## PROBLEM DESCRIPTION:
Please reproduce the records, omitting nothing and changing nothing.
** Opening RECORDS SHOWN block **
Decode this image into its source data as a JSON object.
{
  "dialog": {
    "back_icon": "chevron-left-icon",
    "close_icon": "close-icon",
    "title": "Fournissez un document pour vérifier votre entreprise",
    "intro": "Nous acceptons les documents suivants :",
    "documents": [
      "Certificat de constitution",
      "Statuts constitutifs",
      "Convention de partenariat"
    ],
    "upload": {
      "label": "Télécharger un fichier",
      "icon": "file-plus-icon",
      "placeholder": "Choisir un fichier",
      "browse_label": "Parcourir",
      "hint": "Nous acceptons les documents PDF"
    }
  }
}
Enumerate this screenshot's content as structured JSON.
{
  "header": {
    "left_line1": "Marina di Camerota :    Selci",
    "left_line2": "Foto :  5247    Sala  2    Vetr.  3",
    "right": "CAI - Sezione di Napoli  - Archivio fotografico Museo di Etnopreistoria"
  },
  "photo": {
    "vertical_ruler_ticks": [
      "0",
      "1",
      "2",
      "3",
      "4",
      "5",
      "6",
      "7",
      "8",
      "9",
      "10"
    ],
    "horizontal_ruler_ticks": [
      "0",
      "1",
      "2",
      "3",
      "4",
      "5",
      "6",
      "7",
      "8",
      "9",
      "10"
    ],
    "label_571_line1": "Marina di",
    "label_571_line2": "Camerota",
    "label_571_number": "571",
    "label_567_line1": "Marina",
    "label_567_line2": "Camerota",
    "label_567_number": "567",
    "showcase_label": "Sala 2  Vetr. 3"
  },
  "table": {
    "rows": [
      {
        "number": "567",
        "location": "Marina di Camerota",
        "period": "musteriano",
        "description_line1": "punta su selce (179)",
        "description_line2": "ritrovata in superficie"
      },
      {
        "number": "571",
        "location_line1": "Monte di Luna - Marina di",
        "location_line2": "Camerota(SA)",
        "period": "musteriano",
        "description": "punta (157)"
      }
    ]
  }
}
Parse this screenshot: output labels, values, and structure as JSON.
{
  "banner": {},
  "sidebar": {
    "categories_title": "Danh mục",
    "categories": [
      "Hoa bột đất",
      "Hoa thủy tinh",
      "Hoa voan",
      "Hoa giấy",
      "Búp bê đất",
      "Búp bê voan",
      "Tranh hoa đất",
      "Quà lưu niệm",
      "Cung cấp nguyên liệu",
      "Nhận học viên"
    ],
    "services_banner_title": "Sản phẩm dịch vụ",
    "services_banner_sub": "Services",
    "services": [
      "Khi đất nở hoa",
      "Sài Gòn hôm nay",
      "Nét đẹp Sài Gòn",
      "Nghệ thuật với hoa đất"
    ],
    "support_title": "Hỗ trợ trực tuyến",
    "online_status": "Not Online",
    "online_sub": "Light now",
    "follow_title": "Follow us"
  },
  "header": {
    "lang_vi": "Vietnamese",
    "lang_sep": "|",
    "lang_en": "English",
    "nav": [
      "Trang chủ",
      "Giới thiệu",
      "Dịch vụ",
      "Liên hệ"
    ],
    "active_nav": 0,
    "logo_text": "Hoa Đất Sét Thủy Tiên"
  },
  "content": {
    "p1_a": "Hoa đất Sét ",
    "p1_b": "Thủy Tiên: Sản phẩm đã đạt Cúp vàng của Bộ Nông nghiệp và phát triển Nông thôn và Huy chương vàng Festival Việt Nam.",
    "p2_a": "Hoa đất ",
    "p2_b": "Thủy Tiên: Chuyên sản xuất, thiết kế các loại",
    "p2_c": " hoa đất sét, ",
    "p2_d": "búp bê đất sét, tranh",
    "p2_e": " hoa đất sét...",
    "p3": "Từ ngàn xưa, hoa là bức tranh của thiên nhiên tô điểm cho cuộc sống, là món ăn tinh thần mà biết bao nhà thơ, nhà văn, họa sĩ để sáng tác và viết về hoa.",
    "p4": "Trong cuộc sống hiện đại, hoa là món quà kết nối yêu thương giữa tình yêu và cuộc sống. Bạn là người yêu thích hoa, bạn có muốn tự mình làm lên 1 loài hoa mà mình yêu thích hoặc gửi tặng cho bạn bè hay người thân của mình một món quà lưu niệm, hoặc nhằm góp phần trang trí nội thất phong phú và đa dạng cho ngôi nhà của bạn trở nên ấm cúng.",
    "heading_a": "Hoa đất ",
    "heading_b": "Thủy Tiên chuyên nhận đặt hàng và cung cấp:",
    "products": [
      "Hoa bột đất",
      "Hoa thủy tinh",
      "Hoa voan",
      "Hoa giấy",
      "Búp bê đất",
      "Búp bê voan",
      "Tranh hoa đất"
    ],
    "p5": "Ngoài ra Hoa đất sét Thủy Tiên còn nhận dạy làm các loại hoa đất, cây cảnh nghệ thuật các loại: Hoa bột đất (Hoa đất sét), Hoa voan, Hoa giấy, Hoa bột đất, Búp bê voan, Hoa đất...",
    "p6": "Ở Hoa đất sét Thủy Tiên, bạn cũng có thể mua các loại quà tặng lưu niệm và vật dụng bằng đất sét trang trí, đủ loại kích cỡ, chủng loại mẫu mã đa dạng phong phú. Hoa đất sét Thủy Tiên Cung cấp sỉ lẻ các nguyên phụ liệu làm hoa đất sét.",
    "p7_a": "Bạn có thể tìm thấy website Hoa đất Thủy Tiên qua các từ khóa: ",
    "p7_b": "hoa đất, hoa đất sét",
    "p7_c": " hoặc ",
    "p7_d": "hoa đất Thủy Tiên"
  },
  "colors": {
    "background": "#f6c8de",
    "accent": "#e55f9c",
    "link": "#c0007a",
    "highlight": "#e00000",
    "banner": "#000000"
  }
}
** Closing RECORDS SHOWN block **
## RESPONSE BELOW:
Decode this image into its source data as a JSON object.
{
  "dialog": {
    "back_icon": "chevron-left-icon",
    "close_icon": "close-icon",
    "title": "Fournissez un document pour vérifier votre entreprise",
    "intro": "Nous acceptons les documents suivants :",
    "documents": [
      "Certificat de constitution",
      "Statuts constitutifs",
      "Convention de partenariat"
    ],
    "upload": {
      "label": "Télécharger un fichier",
      "icon": "file-plus-icon",
      "placeholder": "Choisir un fichier",
      "browse_label": "Parcourir",
      "hint": "Nous acceptons les documents PDF"
    }
  }
}
Enumerate this screenshot's content as structured JSON.
{
  "header": {
    "left_line1": "Marina di Camerota :    Selci",
    "left_line2": "Foto :  5247    Sala  2    Vetr.  3",
    "right": "CAI - Sezione di Napoli  - Archivio fotografico Museo di Etnopreistoria"
  },
  "photo": {
    "vertical_ruler_ticks": [
      "0",
      "1",
      "2",
      "3",
      "4",
      "5",
      "6",
      "7",
      "8",
      "9",
      "10"
    ],
    "horizontal_ruler_ticks": [
      "0",
      "1",
      "2",
      "3",
      "4",
      "5",
      "6",
      "7",
      "8",
      "9",
      "10"
    ],
    "label_571_line1": "Marina di",
    "label_571_line2": "Camerota",
    "label_571_number": "571",
    "label_567_line1": "Marina",
    "label_567_line2": "Camerota",
    "label_567_number": "567",
    "showcase_label": "Sala 2  Vetr. 3"
  },
  "table": {
    "rows": [
      {
        "number": "567",
        "location": "Marina di Camerota",
        "period": "musteriano",
        "description_line1": "punta su selce (179)",
        "description_line2": "ritrovata in superficie"
      },
      {
        "number": "571",
        "location_line1": "Monte di Luna - Marina di",
        "location_line2": "Camerota(SA)",
        "period": "musteriano",
        "description": "punta (157)"
      }
    ]
  }
}
Parse this screenshot: output labels, values, and structure as JSON.
{
  "banner": {},
  "sidebar": {
    "categories_title": "Danh mục",
    "categories": [
      "Hoa bột đất",
      "Hoa thủy tinh",
      "Hoa voan",
      "Hoa giấy",
      "Búp bê đất",
      "Búp bê voan",
      "Tranh hoa đất",
      "Quà lưu niệm",
      "Cung cấp nguyên liệu",
      "Nhận học viên"
    ],
    "services_banner_title": "Sản phẩm dịch vụ",
    "services_banner_sub": "Services",
    "services": [
      "Khi đất nở hoa",
      "Sài Gòn hôm nay",
      "Nét đẹp Sài Gòn",
      "Nghệ thuật với hoa đất"
    ],
    "support_title": "Hỗ trợ trực tuyến",
    "online_status": "Not Online",
    "online_sub": "Light now",
    "follow_title": "Follow us"
  },
  "header": {
    "lang_vi": "Vietnamese",
    "lang_sep": "|",
    "lang_en": "English",
    "nav": [
      "Trang chủ",
      "Giới thiệu",
      "Dịch vụ",
      "Liên hệ"
    ],
    "active_nav": 0,
    "logo_text": "Hoa Đất Sét Thủy Tiên"
  },
  "content": {
    "p1_a": "Hoa đất Sét ",
    "p1_b": "Thủy Tiên: Sản phẩm đã đạt Cúp vàng của Bộ Nông nghiệp và phát triển Nông thôn và Huy chương vàng Festival Việt Nam.",
    "p2_a": "Hoa đất ",
    "p2_b": "Thủy Tiên: Chuyên sản xuất, thiết kế các loại",
    "p2_c": " hoa đất sét, ",
    "p2_d": "búp bê đất sét, tranh",
    "p2_e": " hoa đất sét...",
    "p3": "Từ ngàn xưa, hoa là bức tranh của thiên nhiên tô điểm cho cuộc sống, là món ăn tinh thần mà biết bao nhà thơ, nhà văn, họa sĩ để sáng tác và viết về hoa.",
    "p4": "Trong cuộc sống hiện đại, hoa là món quà kết nối yêu thương giữa tình yêu và cuộc sống. Bạn là người yêu thích hoa, bạn có muốn tự mình làm lên 1 loài hoa mà mình yêu thích hoặc gửi tặng cho bạn bè hay người thân của mình một món quà lưu niệm, hoặc nhằm góp phần trang trí nội thất phong phú và đa dạng cho ngôi nhà của bạn trở nên ấm cúng.",
    "heading_a": "Hoa đất ",
    "heading_b": "Thủy Tiên chuyên nhận đặt hàng và cung cấp:",
    "products": [
      "Hoa bột đất",
      "Hoa thủy tinh",
      "Hoa voan",
      "Hoa giấy",
      "Búp bê đất",
      "Búp bê voan",
      "Tranh hoa đất"
    ],
    "p5": "Ngoài ra Hoa đất sét Thủy Tiên còn nhận dạy làm các loại hoa đất, cây cảnh nghệ thuật các loại: Hoa bột đất (Hoa đất sét), Hoa voan, Hoa giấy, Hoa bột đất, Búp bê voan, Hoa đất...",
    "p6": "Ở Hoa đất sét Thủy Tiên, bạn cũng có thể mua các loại quà tặng lưu niệm và vật dụng bằng đất sét trang trí, đủ loại kích cỡ, chủng loại mẫu mã đa dạng phong phú. Hoa đất sét Thủy Tiên Cung cấp sỉ lẻ các nguyên phụ liệu làm hoa đất sét.",
    "p7_a": "Bạn có thể tìm thấy website Hoa đất Thủy Tiên qua các từ khóa: ",
    "p7_b": "hoa đất, hoa đất sét",
    "p7_c": " hoặc ",
    "p7_d": "hoa đất Thủy Tiên"
  },
  "colors": {
    "background": "#f6c8de",
    "accent": "#e55f9c",
    "link": "#c0007a",
    "highlight": "#e00000",
    "banner": "#000000"
  }
}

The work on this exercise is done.